Oh, I know the origins of the event… appreciation for a bountiful harvest, arrival of the English at the Virginia colony, celebration by the pilgrims at the Plymouth Plantation.


The current American celebration, however, give or take a few days, also coincides with the arrival of Advent, when we begin looking ahead to Christmas and the celebration of the most wondrous occurrence of all time. The two aren’t really linked at all, and yet frequently Christmas decorations come out for this day and it becomes the official beginning of the Christmas season.


I’m a little like my new granddaughter-in-law who, before mid-November proclaimed, “It’s official; I’m obsessed with Christmas,” and put up her tree. I find Christmas slips away faster every year so I want to start celebrating it earlier and earlier!


May I be allowed to celebrate both Thanksgivings and thus move right on into Christmas things now, too? Pleeease?


Be thankful you can raise a little hell

Here in Canada this is Thanksgiving Day and tomorrow is Election Day. At first glance that seems like an unfortunate combination. While the global financial world has been drowning, Canada’s stock market flounders in sympathetic dives and bellyflops, scaring home owners, investors and pensioners alike with its thrashing. Our present political situation doesn’t appear to be in a state for which thankfulness is a rational response.


But the very fact that we have the right and freedom to vote for the party that we believe can best address the situation is something for which we should be supremely thankful.


On her blog yesterday, Shari Green (DD 🙂 ) urged everyone to vote. She posted the Rick Mercer parody of Trooper’s hit song “Raise a Little Hell”.


“If you don’t like what you’ve got, why don’t you change it?”

“If your world is all screwed up, rearrange it!”

“If you don’t like what you see, why don’t you fight it?”

“If you know there’s something wrong, why don’t you right it?”
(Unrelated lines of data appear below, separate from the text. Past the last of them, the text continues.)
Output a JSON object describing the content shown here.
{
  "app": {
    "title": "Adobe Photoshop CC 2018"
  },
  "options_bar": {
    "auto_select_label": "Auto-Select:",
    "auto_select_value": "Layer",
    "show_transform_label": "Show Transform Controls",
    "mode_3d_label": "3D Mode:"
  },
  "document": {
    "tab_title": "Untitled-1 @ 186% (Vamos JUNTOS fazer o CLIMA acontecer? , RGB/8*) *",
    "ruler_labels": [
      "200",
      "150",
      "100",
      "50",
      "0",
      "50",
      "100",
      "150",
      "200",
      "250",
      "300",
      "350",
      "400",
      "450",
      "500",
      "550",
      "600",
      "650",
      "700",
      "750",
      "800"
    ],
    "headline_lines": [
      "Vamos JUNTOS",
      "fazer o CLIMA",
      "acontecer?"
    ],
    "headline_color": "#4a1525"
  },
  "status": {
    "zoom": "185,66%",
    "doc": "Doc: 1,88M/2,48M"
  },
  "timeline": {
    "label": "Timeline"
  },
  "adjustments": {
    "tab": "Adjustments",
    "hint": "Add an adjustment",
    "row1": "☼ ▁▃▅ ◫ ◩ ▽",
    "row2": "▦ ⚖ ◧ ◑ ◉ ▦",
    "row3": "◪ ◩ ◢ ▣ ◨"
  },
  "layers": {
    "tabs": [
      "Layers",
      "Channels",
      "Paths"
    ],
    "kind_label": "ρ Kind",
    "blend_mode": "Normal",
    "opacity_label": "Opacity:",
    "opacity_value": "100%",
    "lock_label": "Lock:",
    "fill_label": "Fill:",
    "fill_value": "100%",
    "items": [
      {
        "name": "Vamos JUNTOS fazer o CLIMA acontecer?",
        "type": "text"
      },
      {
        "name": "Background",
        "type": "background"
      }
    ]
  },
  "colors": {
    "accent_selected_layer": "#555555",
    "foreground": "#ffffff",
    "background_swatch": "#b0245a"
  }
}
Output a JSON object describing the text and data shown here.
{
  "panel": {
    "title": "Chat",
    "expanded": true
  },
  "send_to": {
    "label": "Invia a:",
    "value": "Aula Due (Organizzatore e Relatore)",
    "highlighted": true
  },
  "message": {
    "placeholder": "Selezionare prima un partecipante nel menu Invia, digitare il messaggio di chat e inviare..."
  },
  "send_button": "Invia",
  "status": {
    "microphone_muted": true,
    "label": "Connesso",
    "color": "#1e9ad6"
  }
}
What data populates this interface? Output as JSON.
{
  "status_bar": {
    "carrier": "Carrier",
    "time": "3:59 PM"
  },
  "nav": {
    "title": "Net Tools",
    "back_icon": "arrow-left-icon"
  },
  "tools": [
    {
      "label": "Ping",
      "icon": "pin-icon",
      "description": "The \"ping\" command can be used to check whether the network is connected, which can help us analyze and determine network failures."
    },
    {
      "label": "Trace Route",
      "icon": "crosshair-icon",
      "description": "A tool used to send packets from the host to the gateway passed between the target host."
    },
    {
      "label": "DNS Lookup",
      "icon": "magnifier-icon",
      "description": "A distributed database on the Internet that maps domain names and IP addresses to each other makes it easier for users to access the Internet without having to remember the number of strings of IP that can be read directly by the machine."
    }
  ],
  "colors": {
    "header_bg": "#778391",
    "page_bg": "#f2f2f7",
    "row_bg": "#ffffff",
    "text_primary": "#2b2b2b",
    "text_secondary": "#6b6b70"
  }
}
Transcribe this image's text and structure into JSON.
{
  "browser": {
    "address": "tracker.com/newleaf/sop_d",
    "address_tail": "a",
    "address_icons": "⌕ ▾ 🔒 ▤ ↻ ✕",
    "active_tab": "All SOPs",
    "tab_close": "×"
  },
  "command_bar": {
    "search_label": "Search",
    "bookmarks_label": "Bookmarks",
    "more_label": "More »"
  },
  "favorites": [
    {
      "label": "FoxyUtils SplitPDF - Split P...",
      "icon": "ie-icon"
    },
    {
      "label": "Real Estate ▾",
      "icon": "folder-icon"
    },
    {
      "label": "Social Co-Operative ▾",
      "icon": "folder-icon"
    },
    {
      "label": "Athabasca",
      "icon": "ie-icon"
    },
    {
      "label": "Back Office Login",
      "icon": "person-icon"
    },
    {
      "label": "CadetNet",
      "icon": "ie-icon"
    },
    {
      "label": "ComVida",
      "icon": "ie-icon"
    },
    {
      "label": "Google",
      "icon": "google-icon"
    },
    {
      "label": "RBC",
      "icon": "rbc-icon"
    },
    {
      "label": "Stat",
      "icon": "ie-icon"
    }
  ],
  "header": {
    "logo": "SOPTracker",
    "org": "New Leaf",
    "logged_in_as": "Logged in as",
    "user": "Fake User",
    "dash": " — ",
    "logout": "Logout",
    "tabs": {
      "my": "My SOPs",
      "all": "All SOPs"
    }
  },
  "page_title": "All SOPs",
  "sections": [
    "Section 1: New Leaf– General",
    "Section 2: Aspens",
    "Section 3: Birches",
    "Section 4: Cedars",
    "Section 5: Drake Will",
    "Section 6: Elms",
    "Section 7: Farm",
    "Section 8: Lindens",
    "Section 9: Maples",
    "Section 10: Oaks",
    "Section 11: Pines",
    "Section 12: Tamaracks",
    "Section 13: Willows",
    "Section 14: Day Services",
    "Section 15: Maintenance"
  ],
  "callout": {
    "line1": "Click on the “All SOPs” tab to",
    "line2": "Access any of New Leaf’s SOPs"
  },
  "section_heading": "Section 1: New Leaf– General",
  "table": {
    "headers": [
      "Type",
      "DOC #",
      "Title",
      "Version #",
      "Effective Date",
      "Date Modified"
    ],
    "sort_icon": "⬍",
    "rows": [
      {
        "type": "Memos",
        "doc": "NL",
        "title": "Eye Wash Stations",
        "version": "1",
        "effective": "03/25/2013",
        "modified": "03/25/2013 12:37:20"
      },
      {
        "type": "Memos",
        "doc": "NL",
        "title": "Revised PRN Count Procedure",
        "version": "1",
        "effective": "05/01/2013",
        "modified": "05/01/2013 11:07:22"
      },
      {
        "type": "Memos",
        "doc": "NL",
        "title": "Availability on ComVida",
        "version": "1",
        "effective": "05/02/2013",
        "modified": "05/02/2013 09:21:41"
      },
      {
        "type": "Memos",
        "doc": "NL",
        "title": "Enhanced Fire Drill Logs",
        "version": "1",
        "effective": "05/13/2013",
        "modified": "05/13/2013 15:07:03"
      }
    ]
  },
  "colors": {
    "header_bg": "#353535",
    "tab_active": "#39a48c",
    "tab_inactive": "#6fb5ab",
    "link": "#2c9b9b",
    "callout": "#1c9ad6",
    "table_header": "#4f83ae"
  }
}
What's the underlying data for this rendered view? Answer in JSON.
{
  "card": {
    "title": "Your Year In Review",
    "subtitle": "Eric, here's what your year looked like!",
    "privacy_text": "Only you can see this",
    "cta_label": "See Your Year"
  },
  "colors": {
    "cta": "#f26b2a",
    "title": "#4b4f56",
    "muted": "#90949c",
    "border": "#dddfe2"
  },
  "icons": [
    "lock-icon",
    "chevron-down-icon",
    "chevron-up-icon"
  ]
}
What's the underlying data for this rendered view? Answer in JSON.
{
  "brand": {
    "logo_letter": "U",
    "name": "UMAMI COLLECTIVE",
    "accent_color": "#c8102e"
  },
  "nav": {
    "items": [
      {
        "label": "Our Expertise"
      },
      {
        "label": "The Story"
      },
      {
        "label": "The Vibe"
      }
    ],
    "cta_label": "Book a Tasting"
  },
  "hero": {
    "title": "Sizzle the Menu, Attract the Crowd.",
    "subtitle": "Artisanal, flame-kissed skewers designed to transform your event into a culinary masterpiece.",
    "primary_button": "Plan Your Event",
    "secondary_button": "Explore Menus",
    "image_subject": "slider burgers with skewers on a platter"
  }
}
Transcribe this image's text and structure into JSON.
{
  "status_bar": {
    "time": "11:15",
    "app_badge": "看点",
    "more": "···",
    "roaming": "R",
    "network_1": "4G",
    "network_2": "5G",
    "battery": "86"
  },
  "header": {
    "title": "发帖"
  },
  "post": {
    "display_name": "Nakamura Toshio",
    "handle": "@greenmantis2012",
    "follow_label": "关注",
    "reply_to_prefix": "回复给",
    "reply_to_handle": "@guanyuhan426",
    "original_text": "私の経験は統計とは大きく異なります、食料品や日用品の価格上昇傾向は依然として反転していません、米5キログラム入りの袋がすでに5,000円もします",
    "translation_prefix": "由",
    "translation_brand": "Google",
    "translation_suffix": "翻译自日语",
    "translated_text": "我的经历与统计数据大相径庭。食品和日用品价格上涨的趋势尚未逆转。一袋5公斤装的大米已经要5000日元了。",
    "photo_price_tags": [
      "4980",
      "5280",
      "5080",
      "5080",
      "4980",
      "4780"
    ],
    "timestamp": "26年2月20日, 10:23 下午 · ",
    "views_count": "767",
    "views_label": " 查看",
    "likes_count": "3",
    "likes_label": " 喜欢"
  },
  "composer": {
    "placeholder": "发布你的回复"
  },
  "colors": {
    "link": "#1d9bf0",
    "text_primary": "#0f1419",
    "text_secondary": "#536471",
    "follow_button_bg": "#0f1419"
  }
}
“Raise a little hell!”


I think Trooper is onto something!

I’m going to wear my Trooper T-shirt to the polls tomorrow and vote! Am I thankful that I can? You bet!